Some people collect stamps; some people collect football cards; others don't collect anything at all.
W. S. Cox collected racecourses!
After closing Kensington Park in favour of Moonee Valley, he bought 127 acres from a fellow racing enthusiast C. B. (Charles Brown) Fisher in 1890 for a sum stated in a later legal case as being £16,523. The area included Fisher's stables.
Just what prompted Cox to open a second course when his own Moonee Valley was fully established and Flemington long since extant remains a mystery, one possible explanation being that he intended to develop the property for breeding purposes.
(There was a famous Maribyrnong Park Stud on the southern side of what was then Maribyrnong Road - a prestigious race for two-year olds still carries the name on the opening day of the Spring Carnival).
By Christmas Eve of the same year, Cox in conjunction with his brother Archibald had established the Maribyrnong Race Club with the first meeting held at the course simply described as only as five-and-a-half miles from Melbourne.
Later descriptions were a little more specific, suggesting the racecourse was in Maribyrnong Road and on the banks of the Saltwater (later Maribyrnong River).
Directories up until the time of William Cox's death show him as secretary of the Moonee Valley club, Archibald the same for Maribyrnong before he also took over the Moonee Valley role.
It was a brave, but probably unwise move. Like Croxton Park, the site was some distance from Melbourne with no convenient transport and rarely attracted a large following.
Despite his apparent success with Kensington Park and then Moonee Valley, W. S. Cox apparently ran into financial difficulties, notes following his death early in October, 1895 suggesting he had lost a significant amount of capital investing in land in Gippsland, and in what was described as a "white elephant" racecourse at Maribyrnong ... "his worries were of no insignificant kind, and doubtless tended to hasten his end".
The Cox brothers held more or less monthly meetings
The course attracted little out of the ordinary by way of publicity, but in 1894 A. H. Cox gained some kudos when he introduced a trial of an electrically operated strand starting barrier, replacing the somewhat chaotic flag starts.
The experiment proved such as a success that the Victorian Amateur Turf Club at Caulfield tested the device invented by a Melbourne electrician, Mr. L. J. Johnstone, on two races on Caulfield Cup Day
Last 29 July, 1905, although the racing club continue a little longer, Archibald Cox gaining permission for two meeting scheduled for the course later in 1905 to be transferred to Moonee Valley, the last on Wednesday, 4 October, 1905. There was no trace of the club operating from that point on.
The buildings on the course were demolished and the property use for agistment purposes until July, 1908 when the Commonwealth Government compulsorily acquired it for the construction of a cordite factory later known as the Commonwealth Explosives Factory.

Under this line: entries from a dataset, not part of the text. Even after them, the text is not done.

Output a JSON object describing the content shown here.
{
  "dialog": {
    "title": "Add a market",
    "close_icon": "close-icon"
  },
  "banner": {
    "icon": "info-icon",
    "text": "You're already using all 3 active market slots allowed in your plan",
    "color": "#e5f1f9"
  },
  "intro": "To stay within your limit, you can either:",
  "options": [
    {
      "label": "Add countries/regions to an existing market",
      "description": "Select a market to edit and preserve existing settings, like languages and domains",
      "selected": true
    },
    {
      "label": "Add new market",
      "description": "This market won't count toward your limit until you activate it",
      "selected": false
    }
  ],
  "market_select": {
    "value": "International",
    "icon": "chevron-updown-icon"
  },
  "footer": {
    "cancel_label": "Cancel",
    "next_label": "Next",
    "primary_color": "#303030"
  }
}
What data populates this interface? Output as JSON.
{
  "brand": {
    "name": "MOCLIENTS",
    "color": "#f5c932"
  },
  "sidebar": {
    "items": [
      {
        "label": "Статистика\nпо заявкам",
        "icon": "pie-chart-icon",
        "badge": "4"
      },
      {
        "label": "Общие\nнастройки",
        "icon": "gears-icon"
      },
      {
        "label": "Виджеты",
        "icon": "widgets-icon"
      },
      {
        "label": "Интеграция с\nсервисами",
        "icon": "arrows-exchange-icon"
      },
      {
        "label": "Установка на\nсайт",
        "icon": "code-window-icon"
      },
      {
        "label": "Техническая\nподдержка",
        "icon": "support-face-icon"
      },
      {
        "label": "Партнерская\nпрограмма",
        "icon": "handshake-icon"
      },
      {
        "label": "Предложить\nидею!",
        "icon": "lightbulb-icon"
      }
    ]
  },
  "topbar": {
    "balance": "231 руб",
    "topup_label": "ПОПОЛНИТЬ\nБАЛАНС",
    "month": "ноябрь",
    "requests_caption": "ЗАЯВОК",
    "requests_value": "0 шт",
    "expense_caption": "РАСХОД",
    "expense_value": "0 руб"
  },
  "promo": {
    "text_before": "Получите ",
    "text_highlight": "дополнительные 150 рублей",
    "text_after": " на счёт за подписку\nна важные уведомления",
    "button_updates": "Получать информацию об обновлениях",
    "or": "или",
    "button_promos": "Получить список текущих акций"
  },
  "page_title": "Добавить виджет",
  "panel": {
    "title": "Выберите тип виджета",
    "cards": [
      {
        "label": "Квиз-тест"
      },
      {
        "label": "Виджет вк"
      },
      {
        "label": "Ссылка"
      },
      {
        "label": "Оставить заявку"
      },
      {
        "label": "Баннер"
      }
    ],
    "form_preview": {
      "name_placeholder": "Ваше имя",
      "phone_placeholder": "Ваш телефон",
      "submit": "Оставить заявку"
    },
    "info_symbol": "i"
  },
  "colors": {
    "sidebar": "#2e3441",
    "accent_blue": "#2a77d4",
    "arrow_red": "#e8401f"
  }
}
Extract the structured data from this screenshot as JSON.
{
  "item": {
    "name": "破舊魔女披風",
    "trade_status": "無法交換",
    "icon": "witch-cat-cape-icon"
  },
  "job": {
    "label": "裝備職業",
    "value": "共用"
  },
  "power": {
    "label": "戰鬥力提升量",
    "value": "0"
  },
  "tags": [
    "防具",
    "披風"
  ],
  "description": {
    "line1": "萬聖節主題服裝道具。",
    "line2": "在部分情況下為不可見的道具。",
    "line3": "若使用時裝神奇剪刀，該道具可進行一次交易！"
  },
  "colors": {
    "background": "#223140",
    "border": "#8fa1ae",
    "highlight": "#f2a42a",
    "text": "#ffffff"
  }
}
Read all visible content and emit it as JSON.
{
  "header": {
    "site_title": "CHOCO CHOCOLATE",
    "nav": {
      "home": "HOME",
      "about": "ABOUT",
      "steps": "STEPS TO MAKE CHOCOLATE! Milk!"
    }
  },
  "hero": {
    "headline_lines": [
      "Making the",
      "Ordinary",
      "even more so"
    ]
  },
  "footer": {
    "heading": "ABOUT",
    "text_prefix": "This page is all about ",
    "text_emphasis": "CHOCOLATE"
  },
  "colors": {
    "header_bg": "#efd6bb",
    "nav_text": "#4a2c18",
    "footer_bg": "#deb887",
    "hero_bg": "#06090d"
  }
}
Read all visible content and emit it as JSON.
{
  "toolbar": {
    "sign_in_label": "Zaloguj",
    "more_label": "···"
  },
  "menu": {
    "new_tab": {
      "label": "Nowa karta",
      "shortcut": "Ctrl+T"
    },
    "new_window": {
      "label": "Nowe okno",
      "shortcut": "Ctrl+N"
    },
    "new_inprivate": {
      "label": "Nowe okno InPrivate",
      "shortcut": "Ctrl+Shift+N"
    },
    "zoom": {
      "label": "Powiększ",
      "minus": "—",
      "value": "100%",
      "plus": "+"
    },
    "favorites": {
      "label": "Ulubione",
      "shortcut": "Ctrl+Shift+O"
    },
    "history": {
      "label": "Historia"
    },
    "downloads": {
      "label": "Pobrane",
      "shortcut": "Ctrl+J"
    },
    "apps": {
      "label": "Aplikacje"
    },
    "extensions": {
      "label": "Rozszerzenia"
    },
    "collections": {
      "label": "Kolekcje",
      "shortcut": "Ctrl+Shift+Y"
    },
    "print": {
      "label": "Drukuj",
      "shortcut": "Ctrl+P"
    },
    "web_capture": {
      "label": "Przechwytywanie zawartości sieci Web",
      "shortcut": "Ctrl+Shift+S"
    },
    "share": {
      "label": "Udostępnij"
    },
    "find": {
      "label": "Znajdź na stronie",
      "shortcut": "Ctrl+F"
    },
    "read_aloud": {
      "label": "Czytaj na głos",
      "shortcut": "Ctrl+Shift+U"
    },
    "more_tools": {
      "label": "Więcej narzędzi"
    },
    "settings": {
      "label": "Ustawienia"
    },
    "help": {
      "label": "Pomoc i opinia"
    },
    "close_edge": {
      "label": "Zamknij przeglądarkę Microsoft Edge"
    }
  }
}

This actually helps us locate the probable site of the Maribyrnong course a little more closely as a map of the factory on the Department of Defence site shows the approximate site of Fisher's stables (although it not clear whether they were within the circumference of the track itself, also of a rifle range which was established after the Commonwealth took control.
The Department of Defence map on the Maribyrnong plant, formerly the Explosives Factory. Several landmarks are highlighted, the one of relevance is that circled, the site suggesting this was Fisher's stable. A rifle range was later established at the point below right, this probably bordered on, or was perhaps even part of the race course.
Raleigh Road is highlighted in red and the Homemaker's Centre of Highpoint is visible.
Below : A Google maps Best guess as to the course's location with the approximate position of the stables and rifle range. The Maribyrnong Park Stud would have extended from the bottom right of the map